  • Service innovation: Driving a hyperscaler’s value proposition relies on aligning with enterprise value drivers. ABI Research believes that the following are some of the key areas of innovation that can enhance enterprise connectivity value proposition: (1) automation to drive networking performance and lower operational challenges, (2) multi-/hybrid-cloud support to enable burgeoning strategic shifts that look to de-risk and optimize cost/performance of cloud computing deployment, and (3) security and redundancy to reduce enterprise risk perception and drive migration from traditional multiprotocol label switching network connectivity.
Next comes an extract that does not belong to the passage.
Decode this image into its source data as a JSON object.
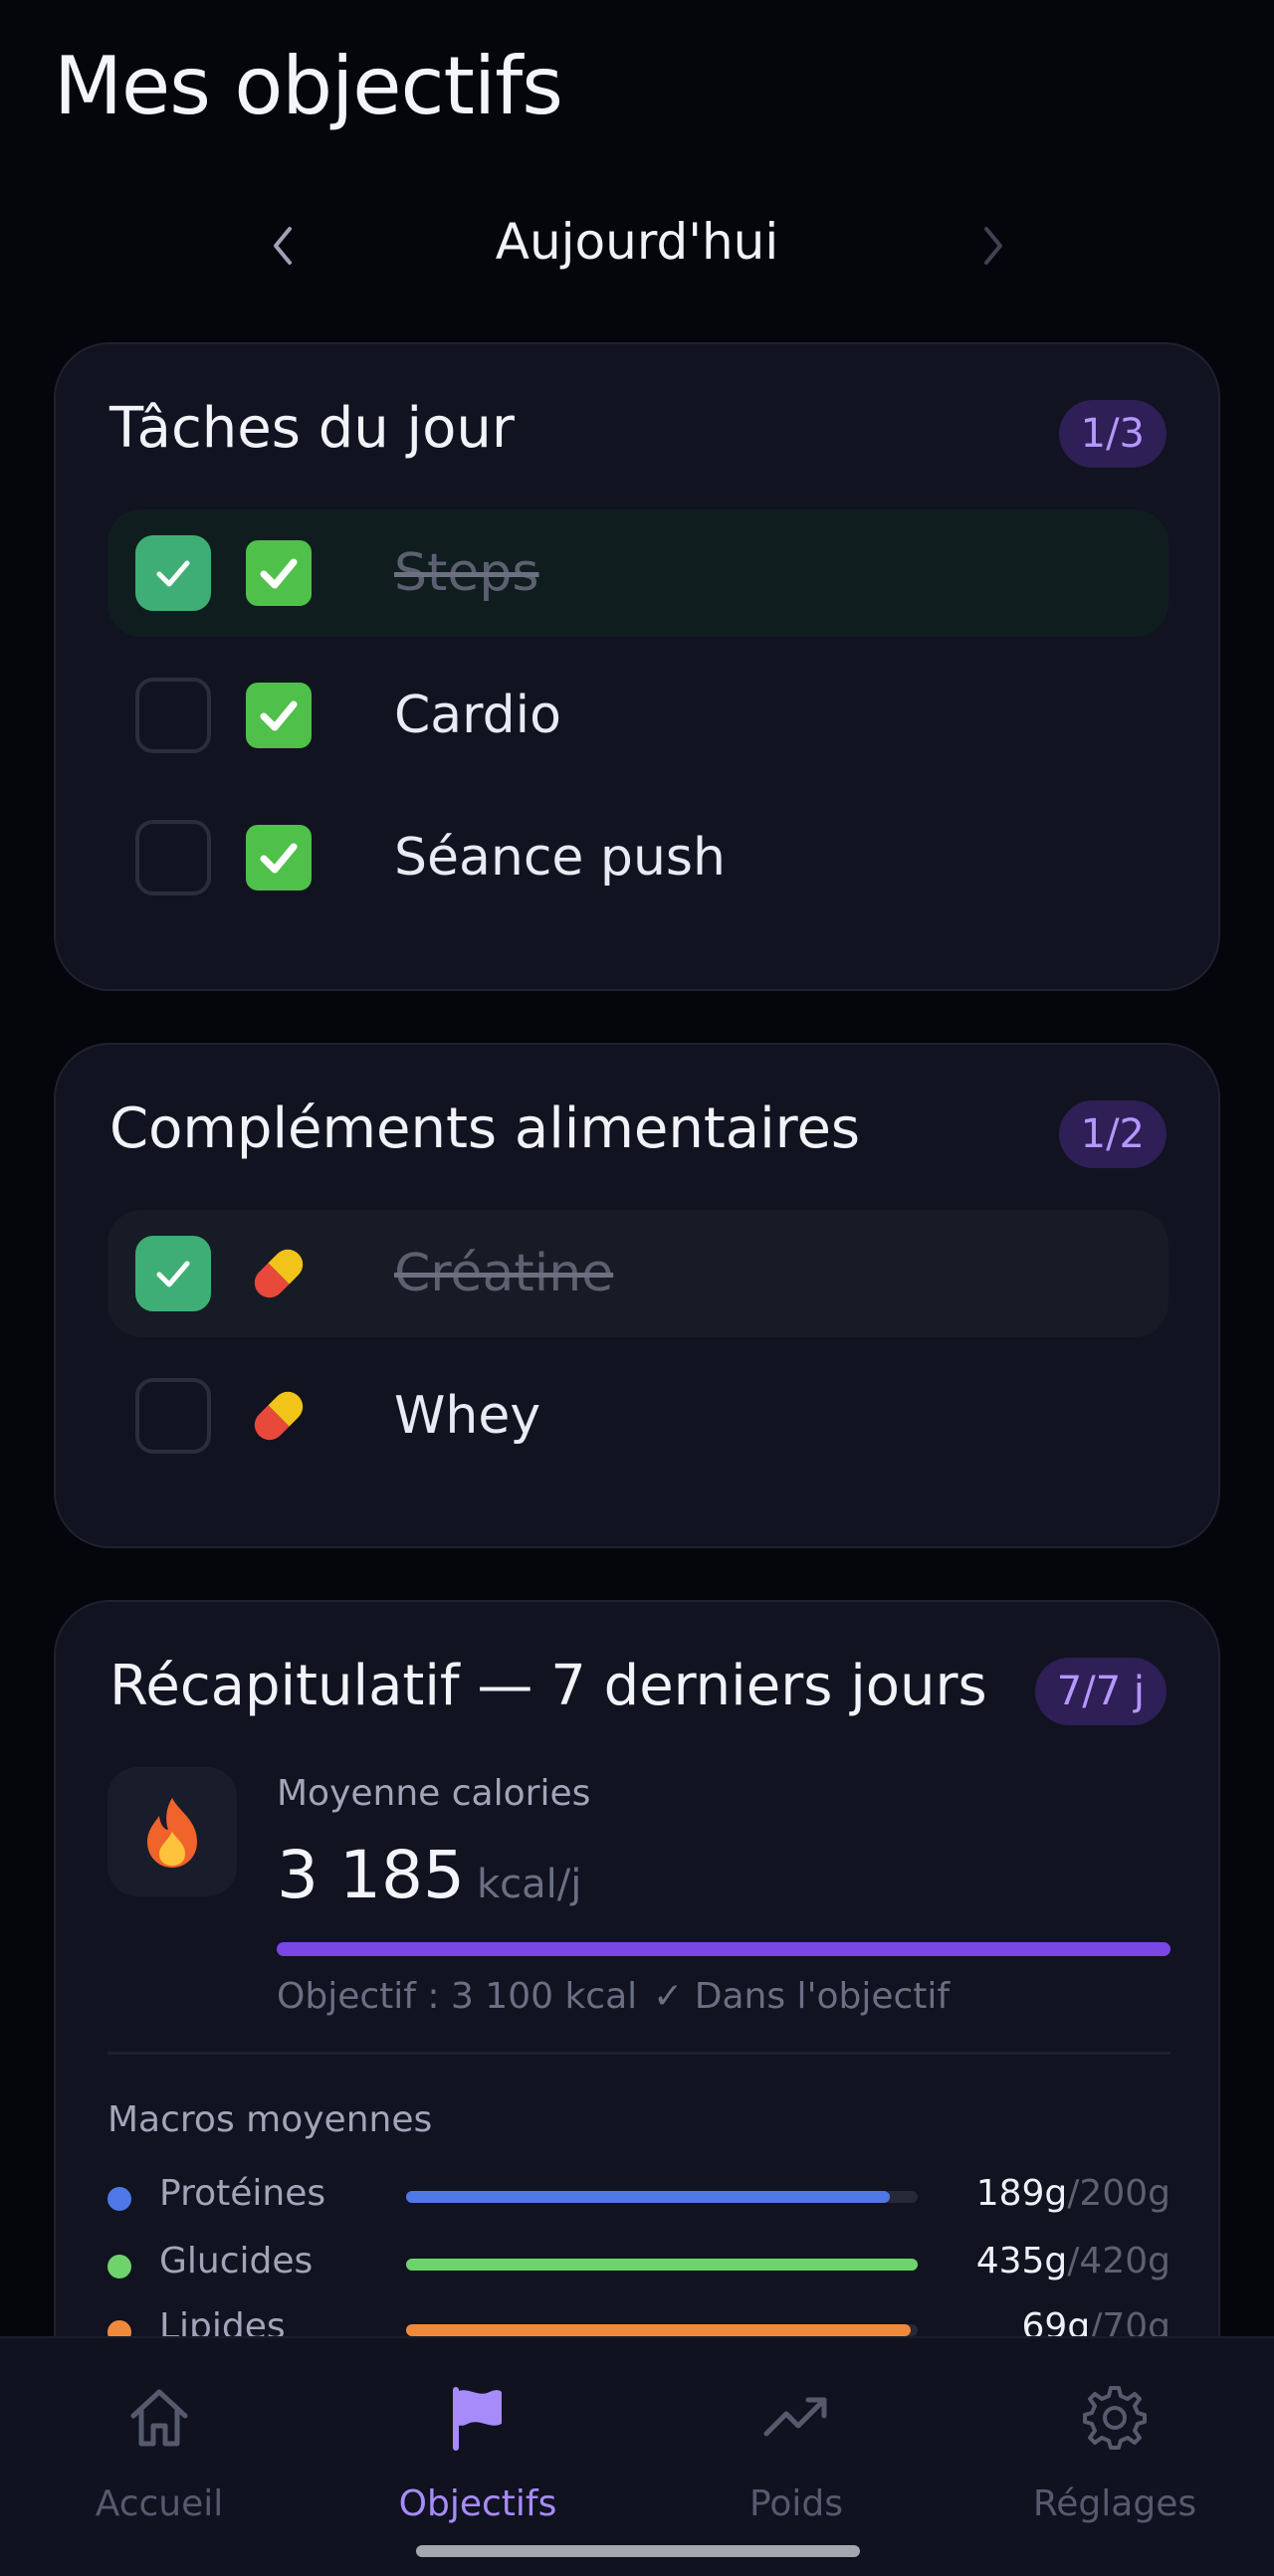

  • Customer focus: Enterprise connectivity is not about deploying a direct connect solution and then moving on. Hyperscalers must form effective relationships and/or partnerships with their enterprises. This will ensure that their networking services can grow in-line with customer demand and will help support customer retention.
  • Diversify channel partnerships through Communication Service Providers (CSPs): CSPs are another option for hyperscaler enterprise connectivity. Their ownership of a network’s first mile is a key differential to interconnection providers. For example, Verizon and BT (among others) have deployed enterprise connectivity services with hyperscalers. However, unlike interconnection providers, CSPs are regionally constrained by their expensive network infrastructure. Having said this, hyperscalers should look to leverage a range of CSP partners to establish effective, premium regional connectivity from enterprise endpoint to cloud on-ramp.

Currently, hyperscalers are looking at enterprise connectivity as a necessity but are doing little to innovate or invest in it. Hyperscalers must adopt a new mind-set that looks at enterprise connectivity as an opportunity to differentiate their services from competitors to help support their ecosystem value proposition and drive customer growth/retention.